The future of the home mortgage
We've heard a lot about change over the past couple of years, and we've sure had a lot of it. Some of the biggest changes have been in the real estate markets, most of it not good, and most of it not done.
On Feb. 11 a report to congress was published by the Treasury and Department of Housing and Urban Development (HUD) regarding the country's mortgage system. The report, entitled "Reforming America's Housing Finance Market," discusses the nation's mortgage complex during the years leading up to the crash of 2008.
The major recommendation of the report is the winding down of Fannie Mae and Freddie Mac over a period of five years or more to be replaced by private mortgage markets. The recommendation was made in an effort to prevent taxpayers from having to bail out institutions such as Fannie and Freddie in the future.

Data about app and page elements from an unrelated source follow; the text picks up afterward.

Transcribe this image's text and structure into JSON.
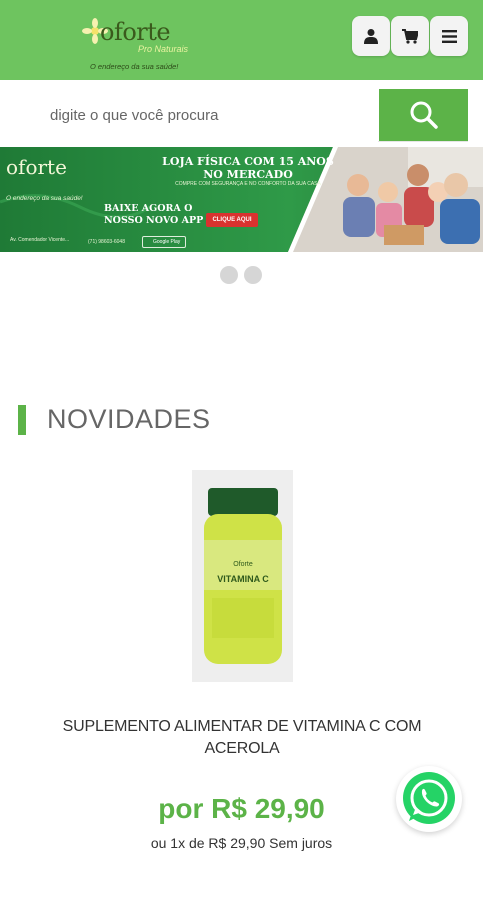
{
  "header": {
    "logo_word": "oforte",
    "logo_sub": "Pro Naturais",
    "logo_tagline": "O endereço da sua saúde!",
    "bg_color": "#6ec45f"
  },
  "actions": [
    {
      "icon": "user-icon"
    },
    {
      "icon": "cart-icon"
    },
    {
      "icon": "menu-icon"
    }
  ],
  "search": {
    "placeholder": "digite o que você procura",
    "button_icon": "search-icon",
    "accent": "#5cb348"
  },
  "banner": {
    "logo_word": "oforte",
    "logo_tagline": "O endereço da sua saúde!",
    "headline": "LOJA FÍSICA COM 15 ANOS NO MERCADO",
    "subline": "COMPRE COM SEGURANÇA E NO CONFORTO DA SUA CASA",
    "app_text": "BAIXE AGORA O NOSSO NOVO APP",
    "cta": "CLIQUE AQUI",
    "address": "Av. Comendador Vicente...",
    "phone": "(71) 98603-6048",
    "store_badge": "Google Play"
  },
  "carousel": {
    "dots": 2
  },
  "section": {
    "title": "NOVIDADES"
  },
  "product": {
    "label_brand": "Oforte",
    "label_title": "VITAMINA C",
    "name": "SUPLEMENTO ALIMENTAR DE VITAMINA C COM ACEROLA",
    "price": "por R$ 29,90",
    "installments": "ou 1x de R$ 29,90 Sem juros"
  },
  "floating": {
    "icon": "whatsapp-icon",
    "color": "#25d366"
  }
}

Although Fannie Mae and Freddie Mac were initially supposed to support liquidity in the mortgage market so mortgage funds were more widely available, they went far afield of their charters. Since both companies were looking at lush profits, they kept pouring more and more liquidity into the system with less and less restrictions.
The larger issue is what if anything will replace Fannie Mae and Freddie Mac. Some of the suggestions involve no government role except for existing agencies like the Federal Housing Administration, or a plan that would be a government guarantee of private mortgage markets solely as a lender of last resort.
Either one of these would probably make home loans more expensive and even put in question traditional 30-year fixed rate mortgages, or at least make them much more expensive, in favor of adjustable-rate mortgages. Whatever happens, it will take a long time to iron out, continuing to keep the real estate market edgy at least for those who need financing.
However, when the mortgage markets are finally modified it should make for a much healthier industry. Buyers will be required to put more money down, have verifiable income and assets and properties would have to appraise at acceptable margins. If this can be accomplished, the end result could actually bring down the risk associated with providing mortgages resulting in mortgage costs declining. Less risk and costs to lenders would inevitably translate into savings and better rates to consumers.
For the short term, the Treasury Department and HUD have made several suggestions. One that could have an effect in our real estate market, is reducing the maximum size of mortgages purchased by Fannie and Freddie by more than $100,000 to $625,000 before the end of the year. They will also now require a 10 percent down payment for all loans, ending previous programs accepting minimal down payments, and the fees for government guarantee mortgages would increase.
There are already plenty of other ideas out there from the brainy bean counters with MBAs, and there will be plenty more before we see the final products. But the way it looks now is there will be a lot less government intervention in the mortgage markets, keeping taxpayer risk to a minimum.
When it comes to the financial situation of the country and particularly the real estate industry, the more things change the more they continue to change. Sometimes I wish it was 1955 again.